Collected data
%%

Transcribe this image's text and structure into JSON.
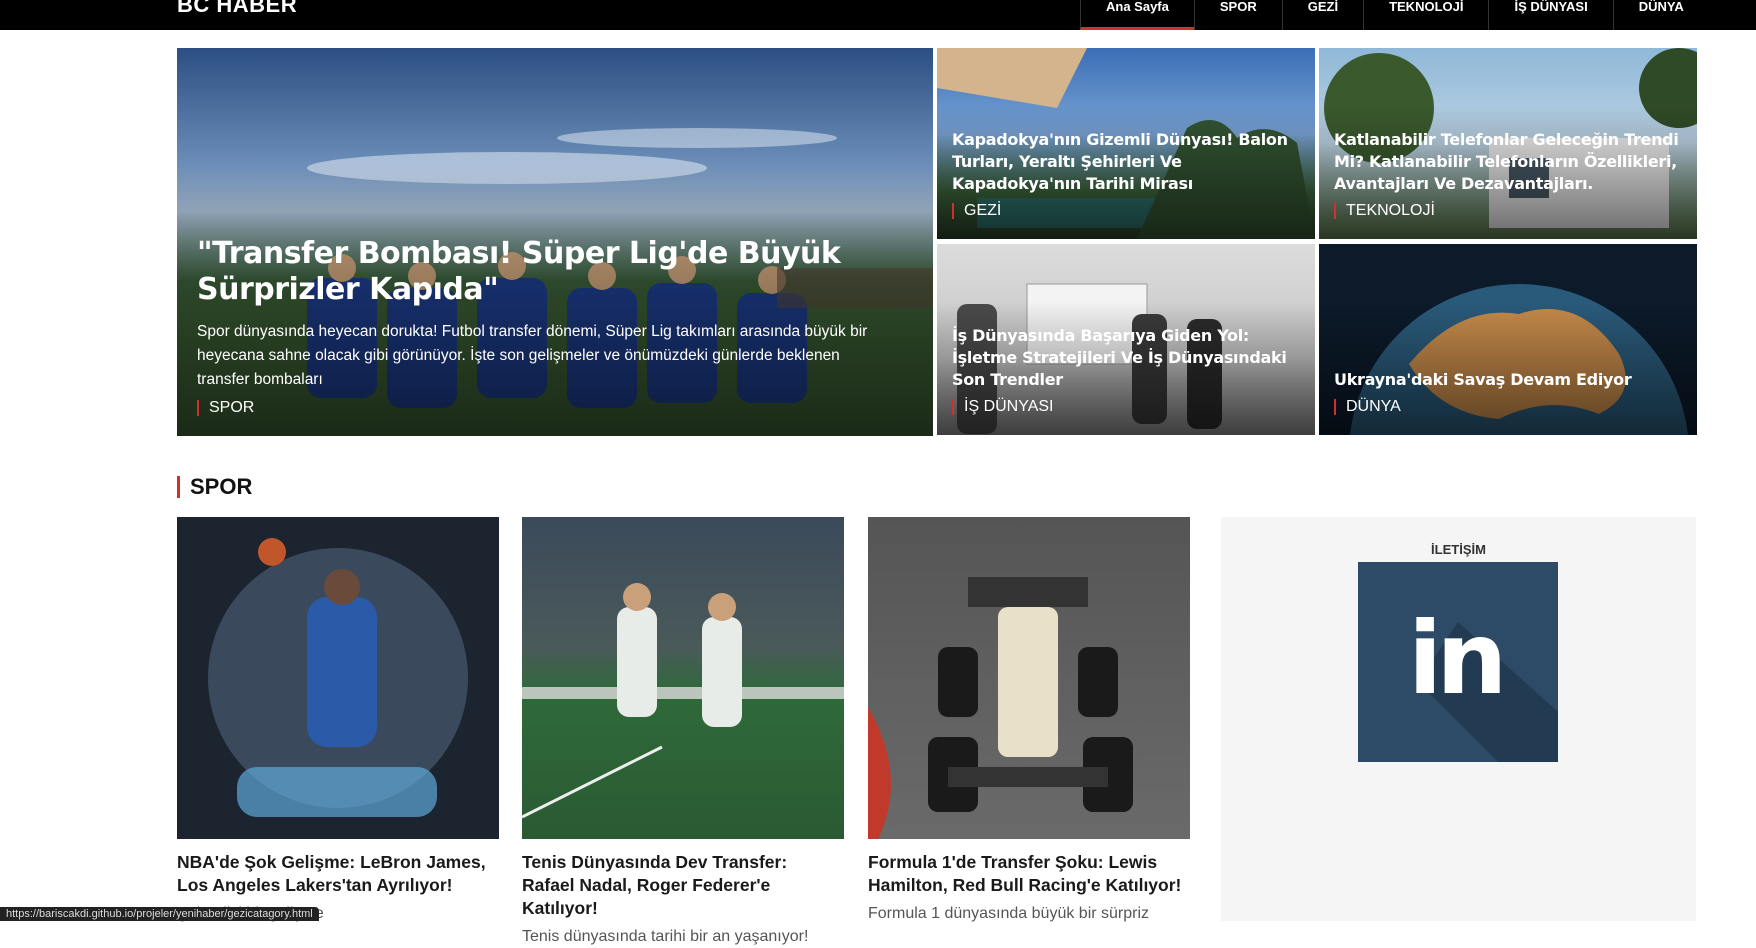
{
  "header": {
    "logo": "BC HABER",
    "nav": [
      "Ana Sayfa",
      "SPOR",
      "GEZİ",
      "TEKNOLOJİ",
      "İŞ DÜNYASI",
      "DÜNYA"
    ]
  },
  "hero": {
    "main": {
      "title": "\"Transfer Bombası! Süper Lig'de Büyük Sürprizler Kapıda\"",
      "description": "Spor dünyasında heyecan dorukta! Futbol transfer dönemi, Süper Lig takımları arasında büyük bir heyecana sahne olacak gibi görünüyor. İşte son gelişmeler ve önümüzdeki günlerde beklenen transfer bombaları",
      "category": "SPOR"
    },
    "cards": [
      {
        "title": "Kapadokya'nın Gizemli Dünyası! Balon Turları, Yeraltı Şehirleri Ve Kapadokya'nın Tarihi Mirası",
        "category": "GEZİ"
      },
      {
        "title": "Katlanabilir Telefonlar Geleceğin Trendi Mi? Katlanabilir Telefonların Özellikleri, Avantajları Ve Dezavantajları.",
        "category": "TEKNOLOJİ"
      },
      {
        "title": "İş Dünyasında Başarıya Giden Yol: İşletme Stratejileri Ve İş Dünyasındaki Son Trendler",
        "category": "İŞ DÜNYASI"
      },
      {
        "title": "Ukrayna'daki Savaş Devam Ediyor",
        "category": "DÜNYA"
      }
    ]
  },
  "section": {
    "title": "SPOR",
    "articles": [
      {
        "title": "NBA'de Şok Gelişme: LeBron James, Los Angeles Lakers'tan Ayrılıyor!",
        "description": "Şok edici bir gelişme"
      },
      {
        "title": "Tenis Dünyasında Dev Transfer: Rafael Nadal, Roger Federer'e Katılıyor!",
        "description": "Tenis dünyasında tarihi bir an yaşanıyor!"
      },
      {
        "title": "Formula 1'de Transfer Şoku: Lewis Hamilton, Red Bull Racing'e Katılıyor!",
        "description": "Formula 1 dünyasında büyük bir sürpriz"
      }
    ]
  },
  "sidebar": {
    "label": "İLETİŞİM",
    "linkedin_text": "in"
  },
  "status_url": "https://bariscakdi.github.io/projeler/yenihaber/gezicatagory.html",
  "colors": {
    "accent": "#d32f2f",
    "topbar": "#000000",
    "linkedin": "#2d4a66"
  }
}
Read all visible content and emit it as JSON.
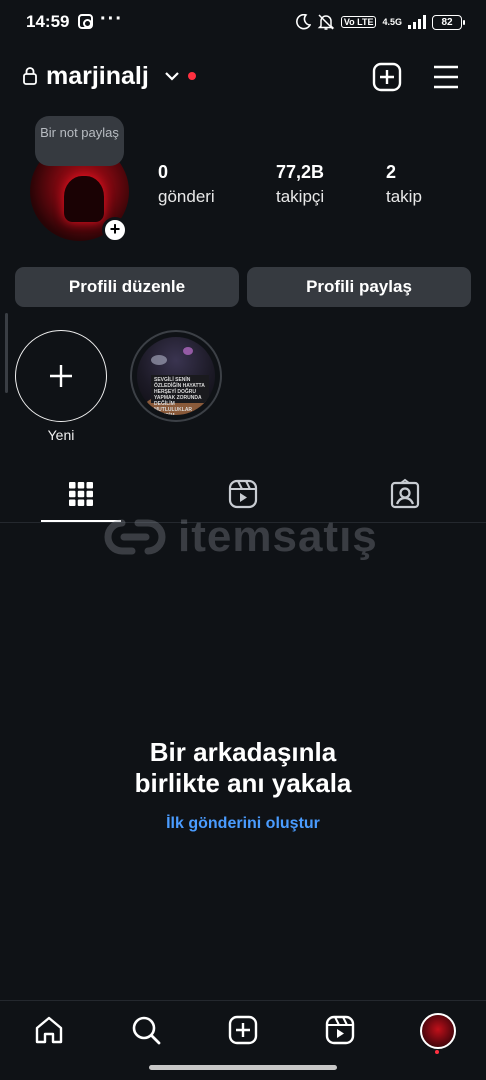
{
  "status_bar": {
    "time": "14:59",
    "dots": "···",
    "lte": "Vo LTE",
    "network": "4.5G",
    "battery": "82",
    "icons": [
      "instagram-icon",
      "moon-icon",
      "bell-off-icon",
      "signal-icon",
      "battery-icon"
    ]
  },
  "header": {
    "username": "marjinalj",
    "icons": [
      "lock-icon",
      "chevron-down-icon",
      "create-icon",
      "menu-icon"
    ],
    "notification_color": "#ff3040"
  },
  "profile": {
    "note": "Bir not paylaş",
    "stats": [
      {
        "value": "0",
        "label": "gönderi"
      },
      {
        "value": "77,2B",
        "label": "takipçi"
      },
      {
        "value": "2",
        "label": "takip"
      }
    ],
    "edit_button": "Profili düzenle",
    "share_button": "Profili paylaş"
  },
  "highlights": {
    "new_label": "Yeni",
    "story_text": "SEVGİLİ SENİN ÖZLEDİĞİN HAYATTA HERŞEYİ DOĞRU YAPMAK ZORUNDA DEĞİLİM MUTLULUKLAR DİLERİM"
  },
  "tabs": [
    "grid-icon",
    "reels-icon",
    "tagged-icon"
  ],
  "watermark": "itemsatış",
  "empty_state": {
    "title_line1": "Bir arkadaşınla",
    "title_line2": "birlikte anı yakala",
    "link": "İlk gönderini oluştur"
  },
  "bottom_nav": [
    "home-icon",
    "search-icon",
    "create-icon",
    "reels-icon",
    "profile-avatar"
  ],
  "colors": {
    "background": "#0f1216",
    "button": "#363a40",
    "link": "#4a9cff",
    "badge": "#ff3040"
  }
}
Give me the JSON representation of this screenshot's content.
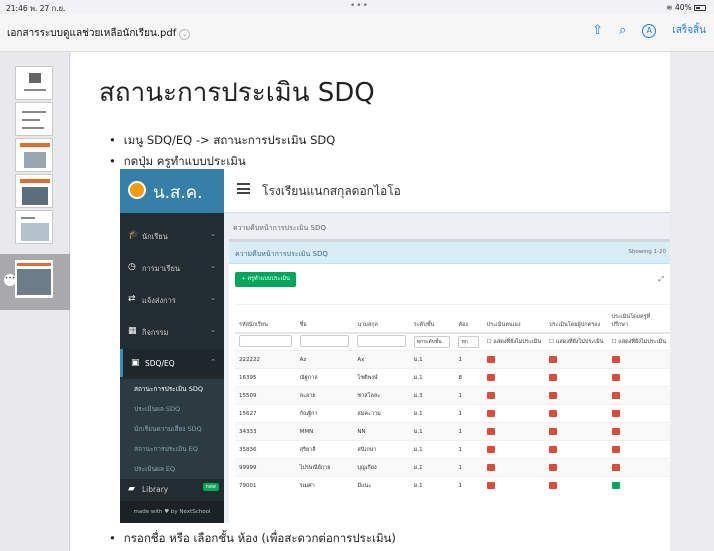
{
  "status": {
    "time": "21:46",
    "date": "พ. 27 ก.ย.",
    "battery": "40%"
  },
  "toolbar": {
    "doc_title": "เอกสารระบบดูแลช่วยเหลือนักเรียน.pdf",
    "done_label": "เสร็จสิ้น"
  },
  "slide": {
    "title": "สถานะการประเมิน SDQ",
    "bullet1": "เมนู SDQ/EQ -> สถานะการประเมิน SDQ",
    "bullet2": "กดปุ่ม ครูทำแบบประเมิน",
    "bullet3": "กรอกชื่อ หรือ เลือกชั้น ห้อง (เพื่อสะดวกต่อการประเมิน)"
  },
  "app": {
    "brand": "น.ส.ค.",
    "school": "โรงเรียนแนกสกุลดอกไอโอ",
    "nav": [
      {
        "icon": "graduation-cap-icon",
        "glyph": "🎓",
        "label": "นักเรียน"
      },
      {
        "icon": "clock-icon",
        "glyph": "◷",
        "label": "การมาเรียน"
      },
      {
        "icon": "shuffle-icon",
        "glyph": "⇄",
        "label": "แจ้งส่งการ"
      },
      {
        "icon": "calendar-icon",
        "glyph": "▦",
        "label": "กิจกรรม"
      },
      {
        "icon": "sdq-icon",
        "glyph": "▣",
        "label": "SDQ/EQ"
      }
    ],
    "subnav": [
      "สถานะการประเมิน SDQ",
      "ประเมินผล SDQ",
      "นักเรียนความเสี่ยง SDQ",
      "สถานะการประเมิน EQ",
      "ประเมินผล EQ"
    ],
    "library": {
      "label": "Library",
      "badge": "new"
    },
    "made_with": "made with ♥ by NextSchool",
    "breadcrumb": "ความคืบหน้าการประเมิน SDQ",
    "box_title": "ความคืบหน้าการประเมิน SDQ",
    "showing": "Showing 1-20",
    "teach_button": "+ ครูทำแบบประเมิน",
    "columns": [
      "รหัสนักเรียน",
      "ชื่อ",
      "นามสกุล",
      "ระดับชั้น",
      "ห้อง",
      "ประเมินตนเอง",
      "ประเมินโดยผู้ปกครอง",
      "ประเมินโดยครูที่ปรึกษา"
    ],
    "filters": {
      "level": "ทุกระดับชั้น",
      "room": "ทุก",
      "opt": "แสดงที่ยังไม่ประเมิน"
    },
    "rows": [
      {
        "id": "222222",
        "first": "Az",
        "last": "Ax",
        "level": "ม.1",
        "room": "1",
        "s": "red",
        "p": "red",
        "t": "red"
      },
      {
        "id": "16395",
        "first": "ณัฐกาล",
        "last": "โชติพงษ์",
        "level": "ม.1",
        "room": "8",
        "s": "red",
        "p": "red",
        "t": "red"
      },
      {
        "id": "15509",
        "first": "ละอาย",
        "last": "ซาสโลละ",
        "level": "ม.3",
        "room": "1",
        "s": "red",
        "p": "red",
        "t": "red"
      },
      {
        "id": "15627",
        "first": "กัณฐิกา",
        "last": "สมคะวาม",
        "level": "ม.1",
        "room": "1",
        "s": "red",
        "p": "red",
        "t": "red"
      },
      {
        "id": "34333",
        "first": "MMN",
        "last": "NN",
        "level": "ม.1",
        "room": "1",
        "s": "red",
        "p": "red",
        "t": "red"
      },
      {
        "id": "35836",
        "first": "สุริยาลี",
        "last": "สนิเกษา",
        "level": "ม.1",
        "room": "1",
        "s": "red",
        "p": "red",
        "t": "red"
      },
      {
        "id": "99999",
        "first": "ไปรษณีย์กาย",
        "last": "บุญเกียง",
        "level": "ม.1",
        "room": "1",
        "s": "red",
        "p": "red",
        "t": "red"
      },
      {
        "id": "79001",
        "first": "รเมศา",
        "last": "มีแนะ",
        "level": "ม.1",
        "room": "1",
        "s": "red",
        "p": "red",
        "t": "green"
      }
    ]
  },
  "colors": {
    "accent": "#1b7cf2",
    "nav_bg": "#222d32",
    "brand_bg": "#367fa9",
    "green": "#00a65a",
    "red": "#dd4b39"
  }
}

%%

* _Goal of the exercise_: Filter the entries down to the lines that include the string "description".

* _Your solution_:
      "description": "Spor dünyasında heyecan dorukta! Futbol transfer dönemi, Süper Lig takımları arasında büyük bir heyecana sahne olacak gibi görünüyor. İşte son gelişmeler ve önümüzdeki günlerde beklenen transfer bombaları",
        "description": "Şok edici bir gelişme"
        "description": "Tenis dünyasında tarihi bir an yaşanıyor!"
        "description": "Formula 1 dünyasında büyük bir sürpriz"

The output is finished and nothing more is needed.